Please reproduce the data exactly and omit the pictures.

Collection entries
--- --- ---
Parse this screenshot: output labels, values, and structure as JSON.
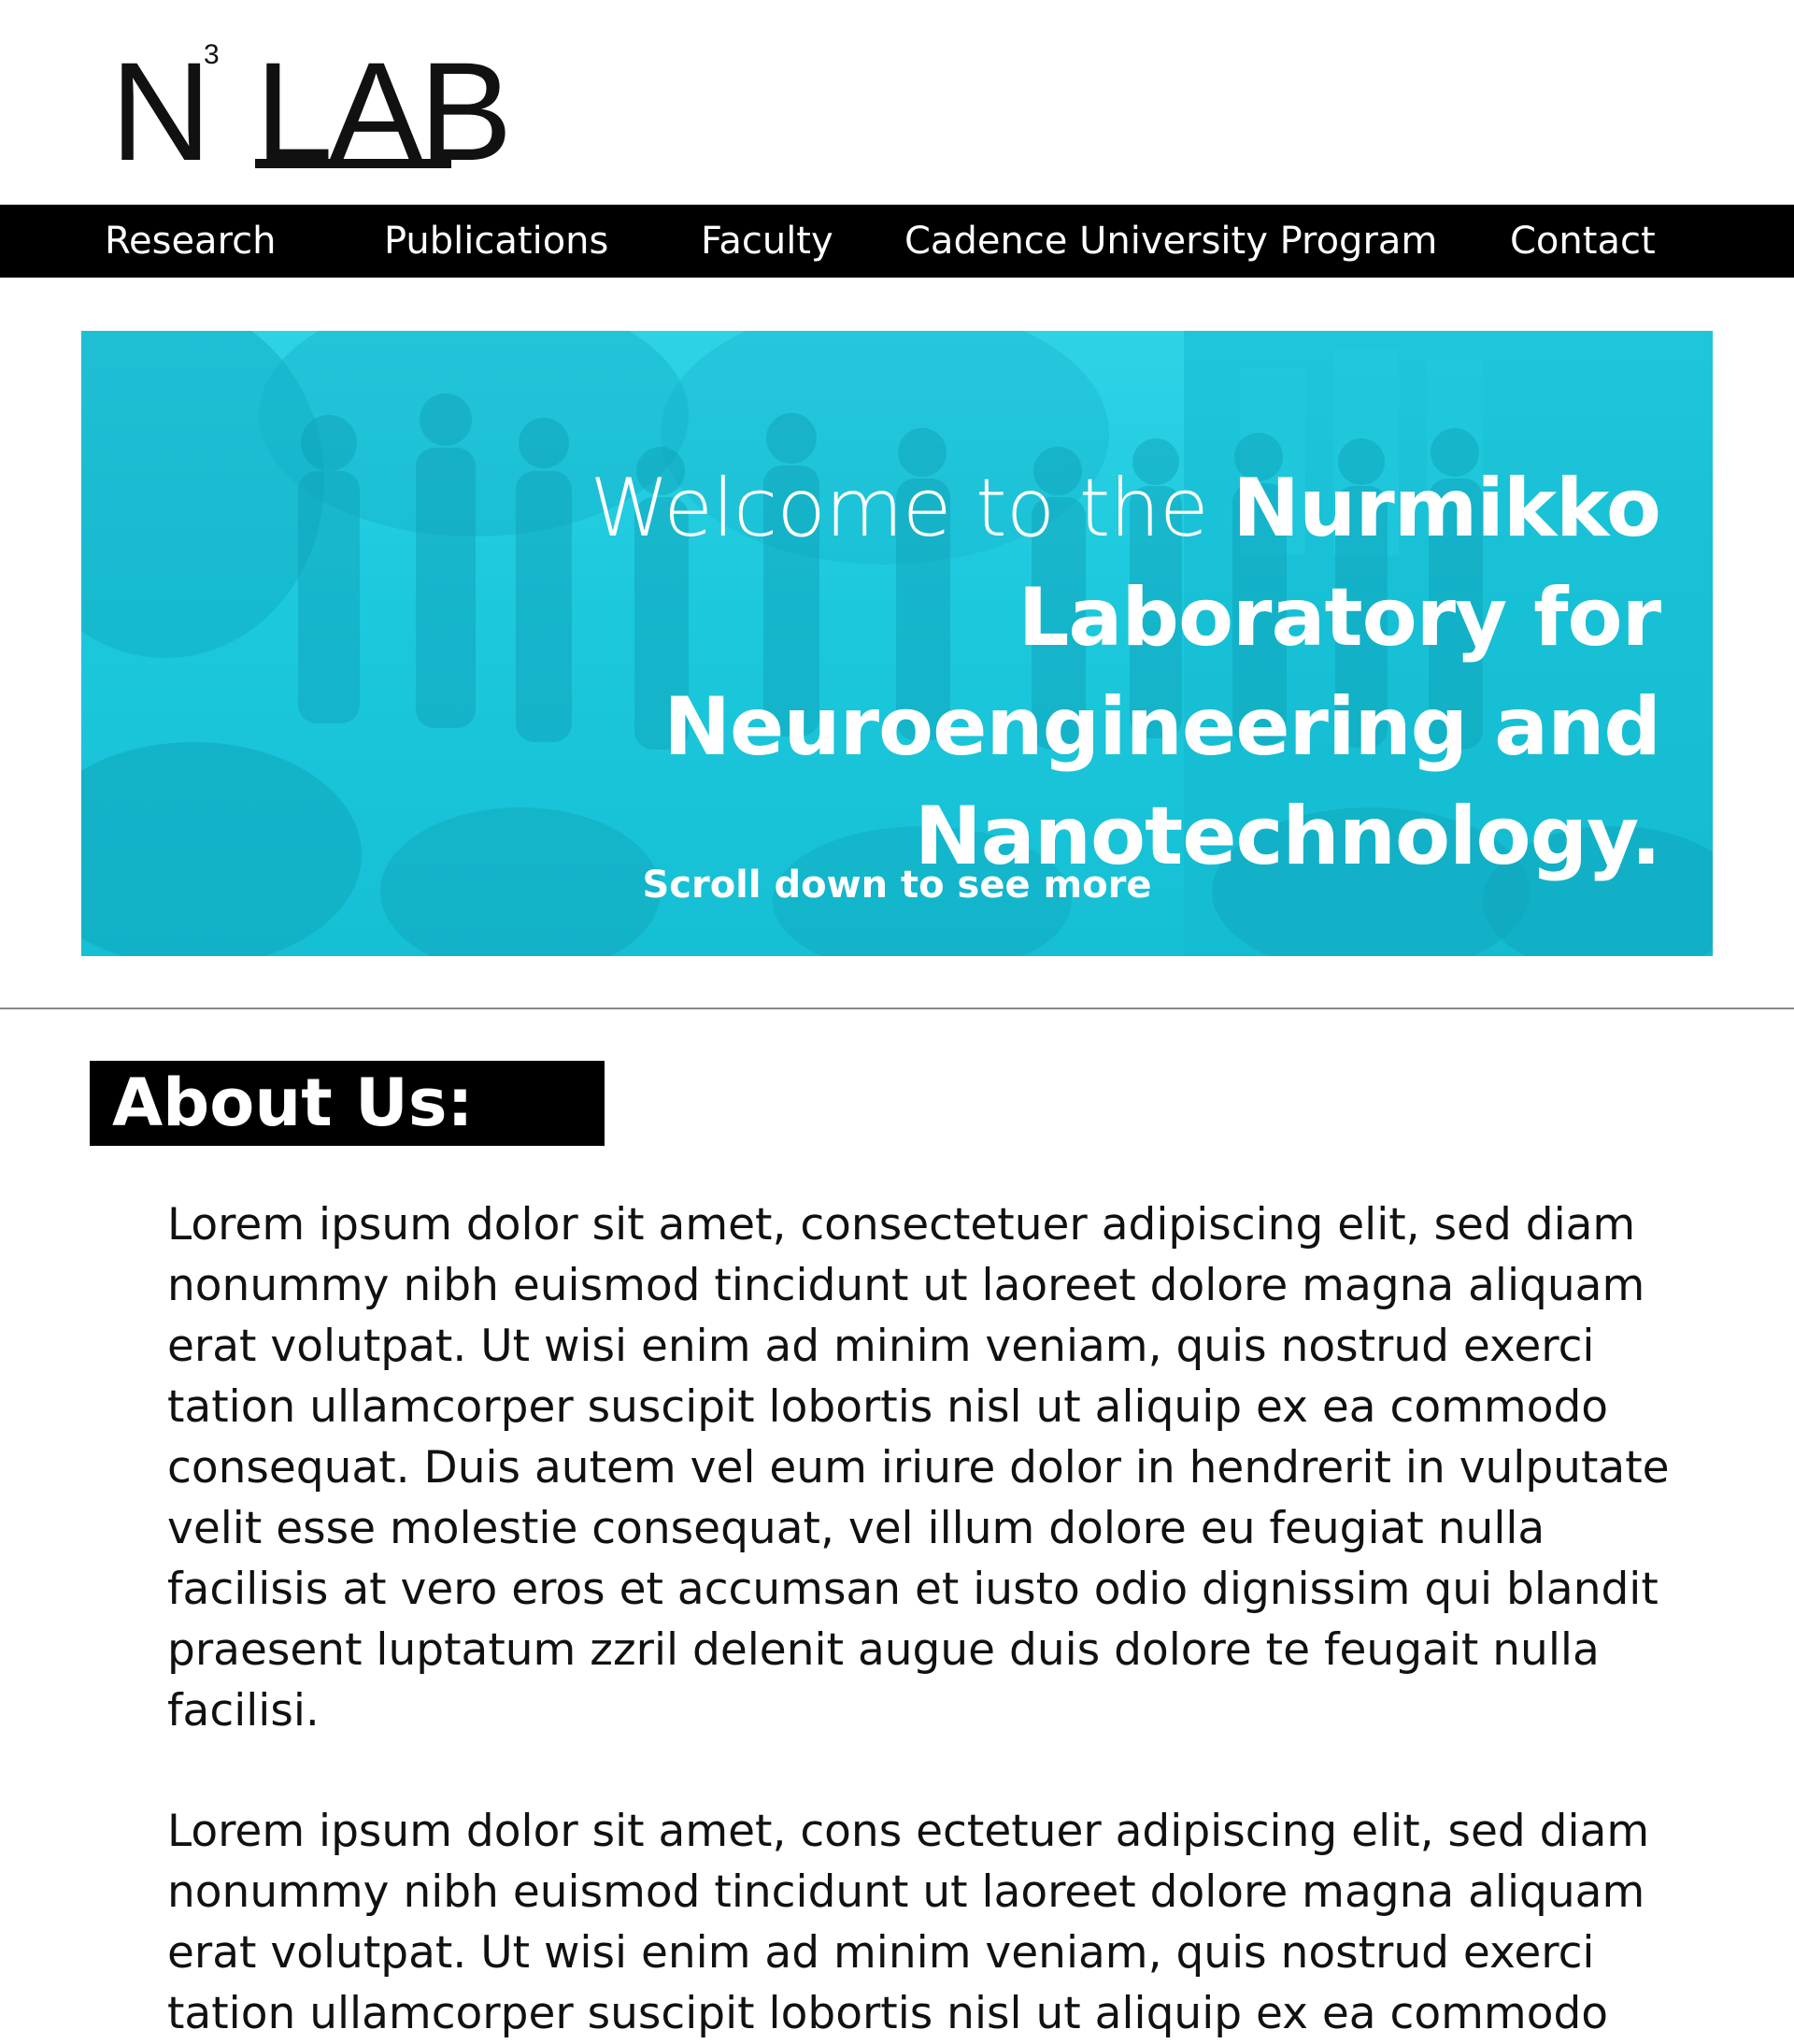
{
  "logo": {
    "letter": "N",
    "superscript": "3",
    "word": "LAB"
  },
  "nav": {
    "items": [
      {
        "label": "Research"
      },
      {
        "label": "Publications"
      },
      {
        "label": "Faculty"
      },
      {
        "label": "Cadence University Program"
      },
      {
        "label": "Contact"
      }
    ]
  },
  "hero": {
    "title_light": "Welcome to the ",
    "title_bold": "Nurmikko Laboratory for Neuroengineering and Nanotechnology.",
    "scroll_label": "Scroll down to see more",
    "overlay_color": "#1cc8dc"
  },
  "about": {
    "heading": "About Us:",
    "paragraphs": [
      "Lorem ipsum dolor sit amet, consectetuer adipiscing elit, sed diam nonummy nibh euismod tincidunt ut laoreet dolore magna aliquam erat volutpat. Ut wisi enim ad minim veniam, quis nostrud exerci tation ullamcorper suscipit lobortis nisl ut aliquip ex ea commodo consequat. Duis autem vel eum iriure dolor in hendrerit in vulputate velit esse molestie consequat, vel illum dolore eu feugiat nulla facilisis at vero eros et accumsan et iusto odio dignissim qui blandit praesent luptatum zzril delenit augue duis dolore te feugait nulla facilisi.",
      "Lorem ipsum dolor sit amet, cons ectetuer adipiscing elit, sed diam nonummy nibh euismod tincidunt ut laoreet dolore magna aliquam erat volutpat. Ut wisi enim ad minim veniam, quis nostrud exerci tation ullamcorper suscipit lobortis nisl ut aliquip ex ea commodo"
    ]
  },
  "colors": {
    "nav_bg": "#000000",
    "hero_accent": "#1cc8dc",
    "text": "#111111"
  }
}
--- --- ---
* Answer to the problem:
Parse this screenshot: output labels, values, and structure as JSON.
{
  "logo": {
    "letter": "N",
    "superscript": "3",
    "word": "LAB"
  },
  "nav": {
    "items": [
      {
        "label": "Research"
      },
      {
        "label": "Publications"
      },
      {
        "label": "Faculty"
      },
      {
        "label": "Cadence University Program"
      },
      {
        "label": "Contact"
      }
    ]
  },
  "hero": {
    "title_light": "Welcome to the ",
    "title_bold": "Nurmikko Laboratory for Neuroengineering and Nanotechnology.",
    "scroll_label": "Scroll down to see more",
    "overlay_color": "#1cc8dc"
  },
  "about": {
    "heading": "About Us:",
    "paragraphs": [
      "Lorem ipsum dolor sit amet, consectetuer adipiscing elit, sed diam nonummy nibh euismod tincidunt ut laoreet dolore magna aliquam erat volutpat. Ut wisi enim ad minim veniam, quis nostrud exerci tation ullamcorper suscipit lobortis nisl ut aliquip ex ea commodo consequat. Duis autem vel eum iriure dolor in hendrerit in vulputate velit esse molestie consequat, vel illum dolore eu feugiat nulla facilisis at vero eros et accumsan et iusto odio dignissim qui blandit praesent luptatum zzril delenit augue duis dolore te feugait nulla facilisi.",
      "Lorem ipsum dolor sit amet, cons ectetuer adipiscing elit, sed diam nonummy nibh euismod tincidunt ut laoreet dolore magna aliquam erat volutpat. Ut wisi enim ad minim veniam, quis nostrud exerci tation ullamcorper suscipit lobortis nisl ut aliquip ex ea commodo"
    ]
  },
  "colors": {
    "nav_bg": "#000000",
    "hero_accent": "#1cc8dc",
    "text": "#111111"
  }
}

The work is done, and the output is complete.